Now You See Me
When you meet someone for the first time, you might expect them to say, "Nice to meet you," and ask what you do. Maybe they'll even be legitimately interested in making a new connection. Or maybe, before you even get the chance to tell them one single thing about yourself, they'll confess to you that their only cause for excitement is the fact that you remind them of someone else.
"Hang on—you look like that guy! From The Avengers!"
"Oh, you know who I'm talking about, he's great, he's in, um—"
Inevitably, I have to tell them who they're telling me I look like.
"Ruffalo. Mark Ruffalo."
"Yeah! Him. Do you ever get that?"
"Yeah. I get that. A lot."
And I have for a long time. I would say my resemblance to Mark Ruffalo tends to elicit a reaction not unlike the one The Mole's mole inspires in the third Austin Powers movie.
How It Started
One cool autumn night a few years ago, I ran into an old friend at Don Hill's, the storied Tribeca nightclub that—happily for my health, but sadly for New York City kids looking to have fun—has since closed down. After giving her a hug, I noticed the Polaroid camera dangling from her neck.
"I'm doing street casting for an agency these days," she explained. "Mind if I take your photo to keep on file?"
Why not, right? I smiled, she took a couple of photos, and we parted ways.
So began my careers—as a failed would-be male model and a successful would-be Mark Ruffalo.
Every few months, I'd get a call from the agency asking me to come in to discuss potential inclusion in one commercial or another. I'd show up only to find myself surrounded by a gaggle of young male models, all so familiar with each other that it felt like they'd just snuck out of school together to go from one super-fun casting to another. Never felt so old and left out in my life. From the moment I would walk into the office, it was clear I would not be landing the gig.
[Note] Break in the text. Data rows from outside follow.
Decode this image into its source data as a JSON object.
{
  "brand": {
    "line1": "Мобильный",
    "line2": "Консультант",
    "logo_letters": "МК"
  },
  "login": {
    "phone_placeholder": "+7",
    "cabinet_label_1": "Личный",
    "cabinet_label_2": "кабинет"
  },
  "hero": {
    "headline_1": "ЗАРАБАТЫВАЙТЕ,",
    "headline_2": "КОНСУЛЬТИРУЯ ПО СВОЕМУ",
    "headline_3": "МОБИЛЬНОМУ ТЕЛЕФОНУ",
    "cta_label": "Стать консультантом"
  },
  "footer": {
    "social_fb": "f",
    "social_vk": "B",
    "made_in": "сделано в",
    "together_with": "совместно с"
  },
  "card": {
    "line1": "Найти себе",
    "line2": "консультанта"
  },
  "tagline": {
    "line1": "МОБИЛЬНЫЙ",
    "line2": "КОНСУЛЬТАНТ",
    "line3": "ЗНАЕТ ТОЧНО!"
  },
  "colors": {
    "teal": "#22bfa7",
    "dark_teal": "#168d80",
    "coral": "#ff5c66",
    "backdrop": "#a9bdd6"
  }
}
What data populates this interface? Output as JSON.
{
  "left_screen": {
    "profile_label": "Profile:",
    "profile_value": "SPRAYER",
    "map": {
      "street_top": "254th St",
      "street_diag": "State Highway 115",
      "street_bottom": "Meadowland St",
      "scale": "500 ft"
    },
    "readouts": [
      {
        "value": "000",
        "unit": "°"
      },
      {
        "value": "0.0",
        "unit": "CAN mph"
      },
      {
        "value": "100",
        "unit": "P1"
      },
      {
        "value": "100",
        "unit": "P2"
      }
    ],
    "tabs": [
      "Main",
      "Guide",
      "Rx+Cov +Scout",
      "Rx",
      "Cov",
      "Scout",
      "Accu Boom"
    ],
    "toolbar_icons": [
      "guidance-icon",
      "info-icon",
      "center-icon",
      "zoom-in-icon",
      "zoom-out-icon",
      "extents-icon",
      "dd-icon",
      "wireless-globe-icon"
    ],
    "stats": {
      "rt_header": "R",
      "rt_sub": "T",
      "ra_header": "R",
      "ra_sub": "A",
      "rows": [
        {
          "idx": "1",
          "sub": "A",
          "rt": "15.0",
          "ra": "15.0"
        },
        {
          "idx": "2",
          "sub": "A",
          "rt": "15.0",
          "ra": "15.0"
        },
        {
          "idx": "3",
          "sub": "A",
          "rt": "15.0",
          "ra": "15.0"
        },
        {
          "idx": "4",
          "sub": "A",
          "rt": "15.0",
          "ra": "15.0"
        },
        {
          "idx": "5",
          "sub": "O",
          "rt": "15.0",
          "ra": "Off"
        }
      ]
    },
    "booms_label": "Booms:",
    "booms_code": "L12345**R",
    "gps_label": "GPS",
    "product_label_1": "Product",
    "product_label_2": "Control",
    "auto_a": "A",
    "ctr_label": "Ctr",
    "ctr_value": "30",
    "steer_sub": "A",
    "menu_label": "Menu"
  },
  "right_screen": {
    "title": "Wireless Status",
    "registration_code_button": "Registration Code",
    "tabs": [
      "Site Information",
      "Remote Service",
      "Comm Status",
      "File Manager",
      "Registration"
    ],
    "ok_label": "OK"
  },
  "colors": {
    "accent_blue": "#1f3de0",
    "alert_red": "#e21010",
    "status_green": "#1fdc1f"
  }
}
That is, until the time the agency told me they were looking for a "Mark Ruffalo type" for a whisky ad. I knew right then, with complete confidence, that I was going to get the job. So, while it can be frustrating constantly discovering that people only seem happy to meet me because they associate me with someone else, there are certainly perks to be had when that someone is Mark Ruffalo.
I was right about the whisky ad. I landed the job and got a nice little paycheck (though I don't know if the ad ever saw the light of day). I do sometimes feel like I owe a percentage to Mark, but we aren't in touch. Yet. I think he's handsome and talented, and I have no problem being told I look like a handsome and talented guy. He's also a passionate feminist and environmentalist, so I'm pretty convinced I'd like him.
The whole thing has honestly made me feel quite connected to him. If I see a trailer for a new Mark Ruffalo movie, I find myself really rooting for it to do well. And each time Zodiac comes on TV, my girlfriend will say, "Oh, you're great in this one!" I'll agree, and we'll both kind of mean it.
It's clear to me now that I need to meet the man. Though I know I'll be risking a Back to the Future II-esque fate, I'm willing to chance it. At the very least, we'll be able to get our picture taken together. Maybe then we can send it off to the lab for a closer analysis of just how similar our face structures are. For now, I'll just have to settle for raising a glass every time Shutter Island or Now You See Me find their way on to HBO.